*** Opening Material shown ***

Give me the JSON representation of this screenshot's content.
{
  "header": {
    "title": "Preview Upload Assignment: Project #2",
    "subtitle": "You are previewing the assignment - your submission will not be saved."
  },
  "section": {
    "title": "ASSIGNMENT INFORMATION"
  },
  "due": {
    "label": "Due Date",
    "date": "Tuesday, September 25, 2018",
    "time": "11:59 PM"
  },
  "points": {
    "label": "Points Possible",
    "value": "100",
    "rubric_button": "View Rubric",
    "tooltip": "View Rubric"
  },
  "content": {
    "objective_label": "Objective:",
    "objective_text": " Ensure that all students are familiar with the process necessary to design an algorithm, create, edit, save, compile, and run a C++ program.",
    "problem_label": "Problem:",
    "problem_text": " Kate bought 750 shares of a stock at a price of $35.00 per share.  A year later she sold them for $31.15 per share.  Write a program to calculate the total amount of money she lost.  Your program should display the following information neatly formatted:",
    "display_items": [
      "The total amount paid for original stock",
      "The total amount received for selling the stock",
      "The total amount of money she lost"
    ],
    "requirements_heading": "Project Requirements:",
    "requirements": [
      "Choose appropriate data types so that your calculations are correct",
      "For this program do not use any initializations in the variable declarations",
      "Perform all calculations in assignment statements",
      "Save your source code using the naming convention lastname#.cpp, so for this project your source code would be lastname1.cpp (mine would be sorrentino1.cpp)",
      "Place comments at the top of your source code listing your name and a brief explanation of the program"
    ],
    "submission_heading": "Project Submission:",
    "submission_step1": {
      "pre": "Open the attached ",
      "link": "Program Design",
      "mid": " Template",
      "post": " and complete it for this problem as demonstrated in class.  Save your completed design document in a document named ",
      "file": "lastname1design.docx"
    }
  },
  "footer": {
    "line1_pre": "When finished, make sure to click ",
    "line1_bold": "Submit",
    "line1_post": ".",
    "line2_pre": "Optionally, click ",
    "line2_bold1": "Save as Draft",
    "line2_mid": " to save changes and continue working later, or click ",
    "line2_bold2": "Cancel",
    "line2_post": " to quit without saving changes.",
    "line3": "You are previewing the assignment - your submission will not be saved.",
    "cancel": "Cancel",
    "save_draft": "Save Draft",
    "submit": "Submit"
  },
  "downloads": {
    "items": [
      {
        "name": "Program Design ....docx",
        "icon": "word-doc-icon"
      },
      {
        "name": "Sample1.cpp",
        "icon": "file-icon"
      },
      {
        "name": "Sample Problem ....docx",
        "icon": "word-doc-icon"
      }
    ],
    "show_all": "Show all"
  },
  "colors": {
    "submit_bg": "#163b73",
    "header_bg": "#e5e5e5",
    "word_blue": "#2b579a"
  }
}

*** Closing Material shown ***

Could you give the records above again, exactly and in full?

Give me the JSON representation of this screenshot's content.
{
  "header": {
    "title": "Preview Upload Assignment: Project #2",
    "subtitle": "You are previewing the assignment - your submission will not be saved."
  },
  "section": {
    "title": "ASSIGNMENT INFORMATION"
  },
  "due": {
    "label": "Due Date",
    "date": "Tuesday, September 25, 2018",
    "time": "11:59 PM"
  },
  "points": {
    "label": "Points Possible",
    "value": "100",
    "rubric_button": "View Rubric",
    "tooltip": "View Rubric"
  },
  "content": {
    "objective_label": "Objective:",
    "objective_text": " Ensure that all students are familiar with the process necessary to design an algorithm, create, edit, save, compile, and run a C++ program.",
    "problem_label": "Problem:",
    "problem_text": " Kate bought 750 shares of a stock at a price of $35.00 per share.  A year later she sold them for $31.15 per share.  Write a program to calculate the total amount of money she lost.  Your program should display the following information neatly formatted:",
    "display_items": [
      "The total amount paid for original stock",
      "The total amount received for selling the stock",
      "The total amount of money she lost"
    ],
    "requirements_heading": "Project Requirements:",
    "requirements": [
      "Choose appropriate data types so that your calculations are correct",
      "For this program do not use any initializations in the variable declarations",
      "Perform all calculations in assignment statements",
      "Save your source code using the naming convention lastname#.cpp, so for this project your source code would be lastname1.cpp (mine would be sorrentino1.cpp)",
      "Place comments at the top of your source code listing your name and a brief explanation of the program"
    ],
    "submission_heading": "Project Submission:",
    "submission_step1": {
      "pre": "Open the attached ",
      "link": "Program Design",
      "mid": " Template",
      "post": " and complete it for this problem as demonstrated in class.  Save your completed design document in a document named ",
      "file": "lastname1design.docx"
    }
  },
  "footer": {
    "line1_pre": "When finished, make sure to click ",
    "line1_bold": "Submit",
    "line1_post": ".",
    "line2_pre": "Optionally, click ",
    "line2_bold1": "Save as Draft",
    "line2_mid": " to save changes and continue working later, or click ",
    "line2_bold2": "Cancel",
    "line2_post": " to quit without saving changes.",
    "line3": "You are previewing the assignment - your submission will not be saved.",
    "cancel": "Cancel",
    "save_draft": "Save Draft",
    "submit": "Submit"
  },
  "downloads": {
    "items": [
      {
        "name": "Program Design ....docx",
        "icon": "word-doc-icon"
      },
      {
        "name": "Sample1.cpp",
        "icon": "file-icon"
      },
      {
        "name": "Sample Problem ....docx",
        "icon": "word-doc-icon"
      }
    ],
    "show_all": "Show all"
  },
  "colors": {
    "submit_bg": "#163b73",
    "header_bg": "#e5e5e5",
    "word_blue": "#2b579a"
  }
}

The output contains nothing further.